### WORK ITEM
Copies of all lines that contain "author" are needed; take them from the data below.

[Items from a data source]
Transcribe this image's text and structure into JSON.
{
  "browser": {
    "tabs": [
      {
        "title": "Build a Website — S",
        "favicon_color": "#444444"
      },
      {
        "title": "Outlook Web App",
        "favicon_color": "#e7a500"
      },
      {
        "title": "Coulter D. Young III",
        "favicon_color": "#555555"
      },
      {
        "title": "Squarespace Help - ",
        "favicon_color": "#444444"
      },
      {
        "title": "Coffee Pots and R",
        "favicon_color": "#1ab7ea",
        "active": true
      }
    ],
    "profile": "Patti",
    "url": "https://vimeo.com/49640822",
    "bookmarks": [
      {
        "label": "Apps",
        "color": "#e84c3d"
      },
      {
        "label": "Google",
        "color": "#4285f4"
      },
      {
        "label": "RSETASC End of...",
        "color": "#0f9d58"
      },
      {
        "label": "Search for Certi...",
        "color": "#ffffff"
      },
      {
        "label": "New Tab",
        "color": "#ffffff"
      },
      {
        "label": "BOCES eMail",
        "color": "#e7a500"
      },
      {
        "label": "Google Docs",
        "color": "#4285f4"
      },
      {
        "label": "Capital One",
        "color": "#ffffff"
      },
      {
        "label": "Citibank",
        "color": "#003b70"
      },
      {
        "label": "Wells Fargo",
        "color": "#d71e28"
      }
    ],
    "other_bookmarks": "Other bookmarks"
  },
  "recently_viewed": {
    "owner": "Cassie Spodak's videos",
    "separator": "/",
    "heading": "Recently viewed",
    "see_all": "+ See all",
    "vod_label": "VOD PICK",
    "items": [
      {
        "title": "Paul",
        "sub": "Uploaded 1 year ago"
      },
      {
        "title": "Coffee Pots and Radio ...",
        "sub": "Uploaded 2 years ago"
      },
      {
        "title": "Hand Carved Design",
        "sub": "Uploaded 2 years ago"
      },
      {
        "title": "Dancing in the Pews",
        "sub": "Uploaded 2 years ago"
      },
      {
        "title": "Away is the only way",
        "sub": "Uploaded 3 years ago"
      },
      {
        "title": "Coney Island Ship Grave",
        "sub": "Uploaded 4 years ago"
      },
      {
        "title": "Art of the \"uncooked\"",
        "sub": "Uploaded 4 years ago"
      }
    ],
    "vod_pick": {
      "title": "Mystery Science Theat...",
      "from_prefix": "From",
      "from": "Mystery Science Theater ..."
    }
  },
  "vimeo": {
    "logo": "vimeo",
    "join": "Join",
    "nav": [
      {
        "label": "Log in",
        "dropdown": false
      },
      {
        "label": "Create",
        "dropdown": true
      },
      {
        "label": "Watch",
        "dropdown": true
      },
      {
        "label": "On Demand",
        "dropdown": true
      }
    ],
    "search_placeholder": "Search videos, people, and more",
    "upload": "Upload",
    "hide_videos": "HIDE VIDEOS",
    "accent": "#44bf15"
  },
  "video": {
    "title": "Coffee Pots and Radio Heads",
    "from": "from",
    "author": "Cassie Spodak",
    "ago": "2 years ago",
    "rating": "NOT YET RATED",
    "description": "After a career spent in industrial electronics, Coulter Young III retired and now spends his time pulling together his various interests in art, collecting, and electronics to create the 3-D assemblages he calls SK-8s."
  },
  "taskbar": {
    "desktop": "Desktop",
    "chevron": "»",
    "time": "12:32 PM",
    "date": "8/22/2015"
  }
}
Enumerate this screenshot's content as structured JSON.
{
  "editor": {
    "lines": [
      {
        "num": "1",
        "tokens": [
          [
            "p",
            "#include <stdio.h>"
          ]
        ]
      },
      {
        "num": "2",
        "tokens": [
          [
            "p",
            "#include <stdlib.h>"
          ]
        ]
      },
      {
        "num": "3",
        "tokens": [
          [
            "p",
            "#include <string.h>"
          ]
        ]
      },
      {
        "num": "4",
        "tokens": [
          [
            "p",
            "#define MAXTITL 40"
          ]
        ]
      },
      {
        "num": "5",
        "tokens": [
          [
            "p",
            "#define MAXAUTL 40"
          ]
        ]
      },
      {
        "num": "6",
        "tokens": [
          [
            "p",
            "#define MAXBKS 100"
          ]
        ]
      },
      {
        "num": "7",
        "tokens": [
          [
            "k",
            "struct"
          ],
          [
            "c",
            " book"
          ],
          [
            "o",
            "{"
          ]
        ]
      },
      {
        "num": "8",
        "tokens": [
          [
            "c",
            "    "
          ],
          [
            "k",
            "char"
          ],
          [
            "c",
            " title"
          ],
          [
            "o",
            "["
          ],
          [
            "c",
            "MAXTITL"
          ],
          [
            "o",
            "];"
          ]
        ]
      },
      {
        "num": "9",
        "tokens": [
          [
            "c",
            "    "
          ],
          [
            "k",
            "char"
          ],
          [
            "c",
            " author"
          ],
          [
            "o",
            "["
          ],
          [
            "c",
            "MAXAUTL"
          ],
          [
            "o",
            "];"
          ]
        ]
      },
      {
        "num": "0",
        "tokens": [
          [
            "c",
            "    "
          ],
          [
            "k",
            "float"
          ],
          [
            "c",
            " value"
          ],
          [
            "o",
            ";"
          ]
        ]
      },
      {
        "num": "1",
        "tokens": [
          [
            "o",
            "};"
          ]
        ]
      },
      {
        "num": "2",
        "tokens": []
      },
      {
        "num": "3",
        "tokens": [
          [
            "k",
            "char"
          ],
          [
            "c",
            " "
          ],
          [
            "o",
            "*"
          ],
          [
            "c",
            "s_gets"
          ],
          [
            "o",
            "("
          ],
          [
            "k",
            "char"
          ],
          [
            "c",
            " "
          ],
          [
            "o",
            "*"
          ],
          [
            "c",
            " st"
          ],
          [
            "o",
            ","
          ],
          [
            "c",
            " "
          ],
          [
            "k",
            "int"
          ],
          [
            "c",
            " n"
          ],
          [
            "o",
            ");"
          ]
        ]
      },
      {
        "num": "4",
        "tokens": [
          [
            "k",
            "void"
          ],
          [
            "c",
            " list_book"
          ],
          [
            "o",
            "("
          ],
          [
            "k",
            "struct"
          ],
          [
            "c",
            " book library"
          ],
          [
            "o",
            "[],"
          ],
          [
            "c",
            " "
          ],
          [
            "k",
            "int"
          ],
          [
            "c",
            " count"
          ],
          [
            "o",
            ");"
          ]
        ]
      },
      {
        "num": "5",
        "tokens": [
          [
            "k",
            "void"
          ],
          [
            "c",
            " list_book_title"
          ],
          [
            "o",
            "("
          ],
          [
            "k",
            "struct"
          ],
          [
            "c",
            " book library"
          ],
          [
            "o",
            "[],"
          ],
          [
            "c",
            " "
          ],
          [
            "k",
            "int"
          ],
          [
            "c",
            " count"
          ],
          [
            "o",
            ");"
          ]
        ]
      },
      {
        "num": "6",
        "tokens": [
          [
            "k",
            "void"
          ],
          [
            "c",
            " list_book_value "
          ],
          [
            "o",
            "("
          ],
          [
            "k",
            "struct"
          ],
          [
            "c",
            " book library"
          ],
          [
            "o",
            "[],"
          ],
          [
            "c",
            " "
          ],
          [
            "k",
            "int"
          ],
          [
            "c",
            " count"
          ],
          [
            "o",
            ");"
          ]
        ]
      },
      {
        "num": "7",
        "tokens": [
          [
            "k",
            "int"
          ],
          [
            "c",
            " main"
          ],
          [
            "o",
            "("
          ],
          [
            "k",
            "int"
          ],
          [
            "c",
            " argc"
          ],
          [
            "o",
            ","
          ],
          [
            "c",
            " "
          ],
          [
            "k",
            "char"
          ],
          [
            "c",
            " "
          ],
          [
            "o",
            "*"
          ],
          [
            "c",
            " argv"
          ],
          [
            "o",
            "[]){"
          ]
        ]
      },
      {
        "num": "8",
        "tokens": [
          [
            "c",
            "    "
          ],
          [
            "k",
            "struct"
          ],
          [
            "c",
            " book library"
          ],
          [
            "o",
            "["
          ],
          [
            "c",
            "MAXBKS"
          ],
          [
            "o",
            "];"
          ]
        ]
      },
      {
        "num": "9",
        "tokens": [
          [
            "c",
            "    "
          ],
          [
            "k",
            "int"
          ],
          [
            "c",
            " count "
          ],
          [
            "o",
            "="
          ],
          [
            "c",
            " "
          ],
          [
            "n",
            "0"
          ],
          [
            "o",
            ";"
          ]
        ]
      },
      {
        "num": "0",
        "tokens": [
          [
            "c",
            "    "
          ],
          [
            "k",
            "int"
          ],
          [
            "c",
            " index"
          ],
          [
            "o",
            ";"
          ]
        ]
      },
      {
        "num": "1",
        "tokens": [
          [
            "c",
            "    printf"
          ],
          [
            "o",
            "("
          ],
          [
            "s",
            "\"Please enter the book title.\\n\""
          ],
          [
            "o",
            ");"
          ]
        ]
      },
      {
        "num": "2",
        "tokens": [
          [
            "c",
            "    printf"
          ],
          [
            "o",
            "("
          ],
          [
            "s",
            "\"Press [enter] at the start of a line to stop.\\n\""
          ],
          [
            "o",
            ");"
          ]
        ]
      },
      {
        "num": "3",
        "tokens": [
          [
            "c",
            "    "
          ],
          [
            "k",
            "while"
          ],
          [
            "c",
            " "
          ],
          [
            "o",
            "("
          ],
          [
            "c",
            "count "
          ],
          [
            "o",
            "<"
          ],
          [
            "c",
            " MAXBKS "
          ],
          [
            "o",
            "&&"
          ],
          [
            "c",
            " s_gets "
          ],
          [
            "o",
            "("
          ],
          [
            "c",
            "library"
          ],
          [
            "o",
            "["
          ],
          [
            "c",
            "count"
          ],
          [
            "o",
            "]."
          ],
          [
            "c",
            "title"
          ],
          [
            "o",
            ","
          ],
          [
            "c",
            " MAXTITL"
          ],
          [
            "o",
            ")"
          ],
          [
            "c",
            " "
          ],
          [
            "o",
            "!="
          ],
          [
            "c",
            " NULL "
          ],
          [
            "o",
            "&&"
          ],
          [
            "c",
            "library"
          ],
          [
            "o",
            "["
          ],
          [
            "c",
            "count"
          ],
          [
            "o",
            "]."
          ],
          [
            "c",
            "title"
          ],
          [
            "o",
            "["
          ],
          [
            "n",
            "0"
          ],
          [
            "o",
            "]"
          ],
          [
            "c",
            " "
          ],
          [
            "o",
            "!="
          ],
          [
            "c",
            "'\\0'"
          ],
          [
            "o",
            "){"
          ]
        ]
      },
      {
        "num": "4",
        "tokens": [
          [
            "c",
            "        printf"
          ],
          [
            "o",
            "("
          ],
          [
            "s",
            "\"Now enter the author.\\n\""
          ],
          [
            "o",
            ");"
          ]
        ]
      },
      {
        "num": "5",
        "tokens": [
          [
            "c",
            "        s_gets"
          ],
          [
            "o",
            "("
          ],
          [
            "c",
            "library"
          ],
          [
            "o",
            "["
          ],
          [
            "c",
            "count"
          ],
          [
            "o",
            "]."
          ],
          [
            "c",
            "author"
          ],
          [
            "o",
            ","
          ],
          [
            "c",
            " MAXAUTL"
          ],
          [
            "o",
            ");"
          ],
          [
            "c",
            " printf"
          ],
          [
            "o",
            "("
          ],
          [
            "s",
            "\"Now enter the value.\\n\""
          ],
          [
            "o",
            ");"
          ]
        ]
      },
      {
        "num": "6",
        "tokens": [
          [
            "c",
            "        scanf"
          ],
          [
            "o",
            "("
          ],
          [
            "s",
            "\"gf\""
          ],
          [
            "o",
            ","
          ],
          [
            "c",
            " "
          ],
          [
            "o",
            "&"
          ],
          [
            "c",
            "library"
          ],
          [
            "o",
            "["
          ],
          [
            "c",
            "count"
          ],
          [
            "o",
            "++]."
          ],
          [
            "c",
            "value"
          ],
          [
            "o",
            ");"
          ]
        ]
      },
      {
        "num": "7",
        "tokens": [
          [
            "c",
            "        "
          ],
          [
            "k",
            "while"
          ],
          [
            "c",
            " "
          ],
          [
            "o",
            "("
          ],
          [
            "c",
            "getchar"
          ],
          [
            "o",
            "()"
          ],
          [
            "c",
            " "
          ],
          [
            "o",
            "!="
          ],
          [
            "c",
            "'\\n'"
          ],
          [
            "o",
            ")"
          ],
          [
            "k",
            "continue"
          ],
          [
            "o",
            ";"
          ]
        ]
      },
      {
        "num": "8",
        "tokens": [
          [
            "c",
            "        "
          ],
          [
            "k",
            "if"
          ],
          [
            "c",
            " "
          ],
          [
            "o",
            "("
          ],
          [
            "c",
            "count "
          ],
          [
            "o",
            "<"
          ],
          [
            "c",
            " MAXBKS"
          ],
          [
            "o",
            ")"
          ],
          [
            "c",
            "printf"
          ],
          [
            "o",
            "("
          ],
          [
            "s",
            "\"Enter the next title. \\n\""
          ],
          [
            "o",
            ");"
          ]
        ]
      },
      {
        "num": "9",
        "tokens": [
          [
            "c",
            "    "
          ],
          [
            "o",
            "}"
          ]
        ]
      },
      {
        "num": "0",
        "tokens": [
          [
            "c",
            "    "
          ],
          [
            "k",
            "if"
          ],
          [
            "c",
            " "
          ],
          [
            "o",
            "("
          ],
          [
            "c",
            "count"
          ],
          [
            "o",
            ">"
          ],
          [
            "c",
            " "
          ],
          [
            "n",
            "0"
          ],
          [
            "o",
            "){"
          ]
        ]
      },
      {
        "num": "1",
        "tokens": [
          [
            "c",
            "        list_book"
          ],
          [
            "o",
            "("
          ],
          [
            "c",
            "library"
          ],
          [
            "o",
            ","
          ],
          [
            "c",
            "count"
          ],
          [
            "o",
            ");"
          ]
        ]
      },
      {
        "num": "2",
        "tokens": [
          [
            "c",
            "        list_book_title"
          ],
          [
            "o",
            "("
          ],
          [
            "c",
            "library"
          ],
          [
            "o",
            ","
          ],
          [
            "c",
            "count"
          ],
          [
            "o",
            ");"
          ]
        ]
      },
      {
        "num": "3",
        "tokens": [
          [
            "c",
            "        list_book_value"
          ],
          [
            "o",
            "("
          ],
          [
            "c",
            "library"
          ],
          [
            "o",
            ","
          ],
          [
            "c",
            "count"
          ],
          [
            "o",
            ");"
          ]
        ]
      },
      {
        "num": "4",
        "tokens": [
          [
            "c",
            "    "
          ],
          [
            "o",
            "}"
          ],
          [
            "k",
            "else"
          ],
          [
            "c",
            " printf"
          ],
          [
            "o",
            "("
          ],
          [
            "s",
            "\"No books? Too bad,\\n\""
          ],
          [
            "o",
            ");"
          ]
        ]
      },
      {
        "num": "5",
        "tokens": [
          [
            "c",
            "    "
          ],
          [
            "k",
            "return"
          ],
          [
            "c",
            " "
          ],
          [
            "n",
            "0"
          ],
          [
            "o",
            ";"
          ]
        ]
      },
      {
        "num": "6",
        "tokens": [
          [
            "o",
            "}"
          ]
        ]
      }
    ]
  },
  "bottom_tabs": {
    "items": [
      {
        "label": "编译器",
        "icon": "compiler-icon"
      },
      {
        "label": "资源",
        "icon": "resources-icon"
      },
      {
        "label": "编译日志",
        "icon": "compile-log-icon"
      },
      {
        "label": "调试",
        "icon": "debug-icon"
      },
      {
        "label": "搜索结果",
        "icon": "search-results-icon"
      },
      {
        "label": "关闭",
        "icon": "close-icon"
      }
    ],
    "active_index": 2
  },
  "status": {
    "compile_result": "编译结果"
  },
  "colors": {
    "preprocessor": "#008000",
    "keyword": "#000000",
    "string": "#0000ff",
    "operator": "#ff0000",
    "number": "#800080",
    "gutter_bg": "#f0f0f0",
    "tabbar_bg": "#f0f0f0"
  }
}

### WRITTEN SOLUTION
    "author": "Cassie Spodak",
            " author"
            "\"Now enter the author.\\n\""
            "author"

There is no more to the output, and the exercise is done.